▶ _WHAT THIS TASK INVOLVES_: Each line of the listing that contains the word "gusta" is to be copied.
· · · · · · ·
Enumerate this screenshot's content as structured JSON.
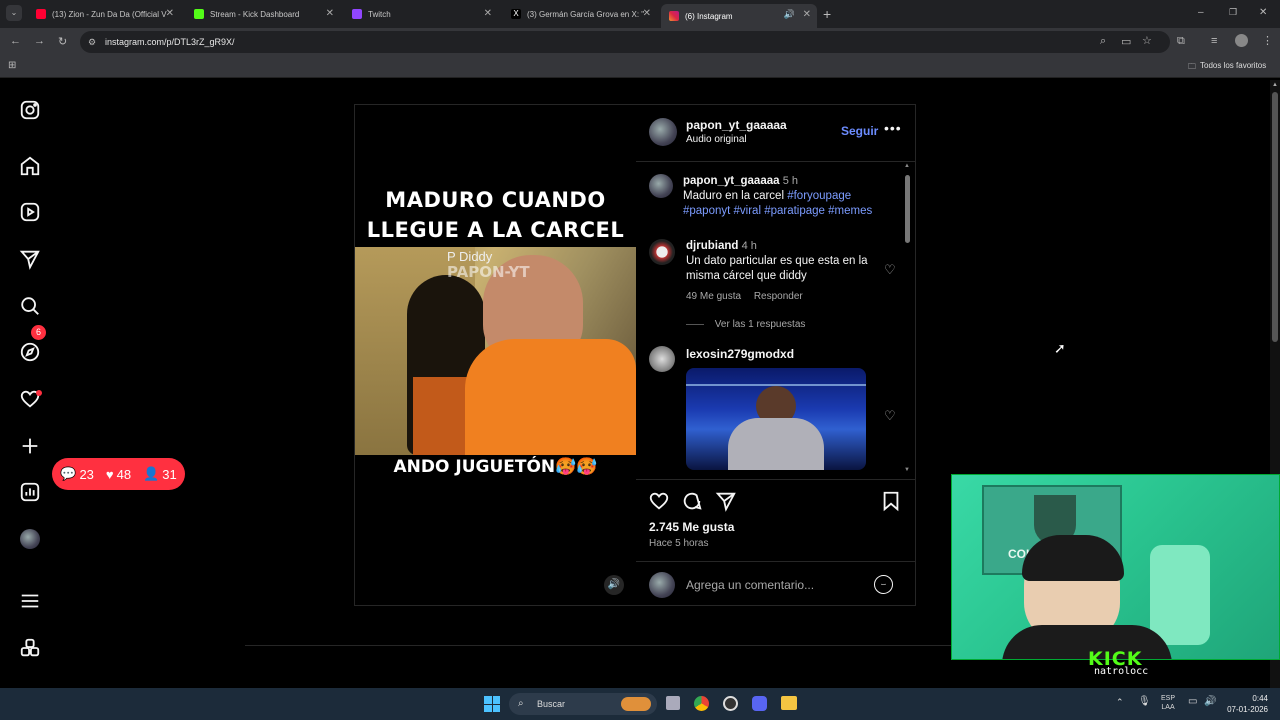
{
  "browser": {
    "tabs": [
      {
        "title": "(13) Zion - Zun Da Da (Official V",
        "color": "#ff0033",
        "active": false
      },
      {
        "title": "Stream - Kick Dashboard",
        "color": "#53fc18",
        "active": false
      },
      {
        "title": "Twitch",
        "color": "#9146ff",
        "active": false
      },
      {
        "title": "(3) Germán García Grova en X: \"",
        "color": "#ffffff",
        "active": false
      },
      {
        "title": "(6) Instagram",
        "color": "#e1306c",
        "active": true
      }
    ],
    "url": "instagram.com/p/DTL3rZ_gR9X/",
    "bookmarks_label": "Todos los favoritos"
  },
  "sidebar": {
    "notification_count": "6",
    "activity": {
      "comments": "23",
      "likes": "48",
      "followers": "31"
    }
  },
  "post": {
    "author": "papon_yt_gaaaaa",
    "audio": "Audio original",
    "follow_label": "Seguir",
    "more_icon": "more-dots-icon",
    "video": {
      "caption_top_line1": "MADURO CUANDO",
      "caption_top_line2": "LLEGUE A LA CARCEL",
      "overlay_label": "P Diddy",
      "watermark": "PAPON-YT",
      "caption_bottom": "ANDO JUGUETÓN🥵🥵"
    },
    "caption": {
      "user": "papon_yt_gaaaaa",
      "time": "5 h",
      "text": "Maduro en la carcel",
      "hashtags_line1": "#foryoupage",
      "hashtags_line2": "#paponyt #viral #paratipage #memes"
    },
    "comments": [
      {
        "user": "djrubiand",
        "time": "4 h",
        "text": "Un dato particular es que esta en la misma cárcel que diddy",
        "likes": "49 Me gusta",
        "reply_label": "Responder",
        "replies_label": "Ver las 1 respuestas"
      },
      {
        "user": "lexosin279gmodxd",
        "type": "image"
      }
    ],
    "likes": "2.745 Me gusta",
    "time_ago": "Hace 5 horas",
    "comment_placeholder": "Agrega un comentario..."
  },
  "stream": {
    "platform": "KICK",
    "username": "natrolocc",
    "jersey_text": "COLO"
  },
  "taskbar": {
    "search_label": "Buscar",
    "lang": "ESP",
    "lang2": "LAA",
    "time": "0:44",
    "date": "07-01-2026"
  }
}
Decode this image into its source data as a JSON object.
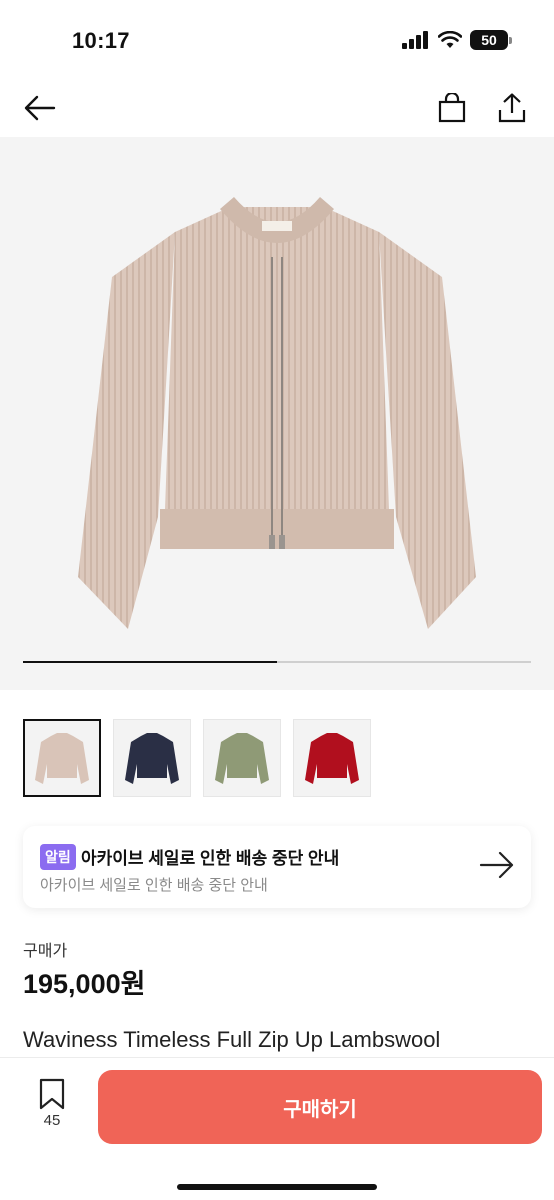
{
  "status_bar": {
    "time": "10:17",
    "battery": "50"
  },
  "nav": {
    "back_icon": "arrow-left-icon",
    "bag_icon": "shopping-bag-icon",
    "share_icon": "share-icon"
  },
  "gallery": {
    "progress": 0.5,
    "main_color": "#d9c4b8",
    "thumbnails": [
      {
        "color": "#d9c4b8",
        "selected": true
      },
      {
        "color": "#2a2f45",
        "selected": false
      },
      {
        "color": "#8f9a76",
        "selected": false
      },
      {
        "color": "#b10f1e",
        "selected": false
      }
    ]
  },
  "notice": {
    "badge": "알림",
    "title": "아카이브 세일로 인한 배송 중단 안내",
    "subtitle": "아카이브 세일로 인한 배송 중단 안내"
  },
  "price": {
    "label": "구매가",
    "value": "195,000원"
  },
  "product": {
    "title": "Waviness Timeless Full Zip Up Lambswool"
  },
  "bottom_bar": {
    "save_count": "45",
    "buy_label": "구매하기"
  },
  "colors": {
    "accent": "#f06457",
    "badge": "#8b6cf0"
  }
}
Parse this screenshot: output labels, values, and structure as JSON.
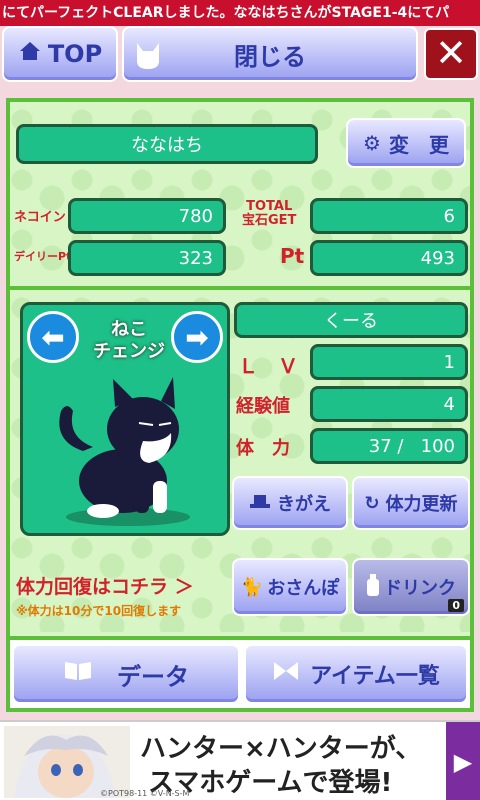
{
  "ticker": "にてパーフェクトCLEARしました。ななはちさんがSTAGE1-4にてパ",
  "topbar": {
    "top_label": "TOP",
    "close_label": "閉じる",
    "x_label": "✕"
  },
  "profile": {
    "name": "ななはち",
    "change_label": "変　更",
    "neko_coin_label": "ネコイン",
    "neko_coin": "780",
    "total_label": "TOTAL",
    "gem_label": "宝石GET",
    "gem": "6",
    "daily_pt_label": "デイリーPt",
    "daily_pt": "323",
    "pt_label": "Pt",
    "pt": "493"
  },
  "cat": {
    "change_line1": "ねこ",
    "change_line2": "チェンジ",
    "name": "くーる",
    "lv_label": "Ｌ　Ｖ",
    "lv": "1",
    "exp_label": "経験値",
    "exp": "4",
    "hp_label": "体　力",
    "hp": "37 /   100",
    "dress_label": "きがえ",
    "refresh_label": "体力更新",
    "recover_label": "体力回復はコチラ ＞",
    "recover_note": "※体力は10分で10回復します",
    "walk_label": "おさんぽ",
    "drink_label": "ドリンク",
    "drink_count": "0"
  },
  "bottom": {
    "data_label": "データ",
    "items_label": "アイテム一覧"
  },
  "ad": {
    "line1": "ハンター×ハンターが、",
    "line2": "スマホゲームで登場!",
    "credit": "©POT98-11 ©V-N-S-M"
  },
  "colors": {
    "field": "#1ec08a",
    "panel": "#d8f5c6",
    "border": "#5cbf3a",
    "accent_red": "#d1212a",
    "button": "#9aa0f0"
  }
}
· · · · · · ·
▶ _TASK OUTPUT_:
        "likes": "49 Me gusta",
    "likes": "2.745 Me gusta",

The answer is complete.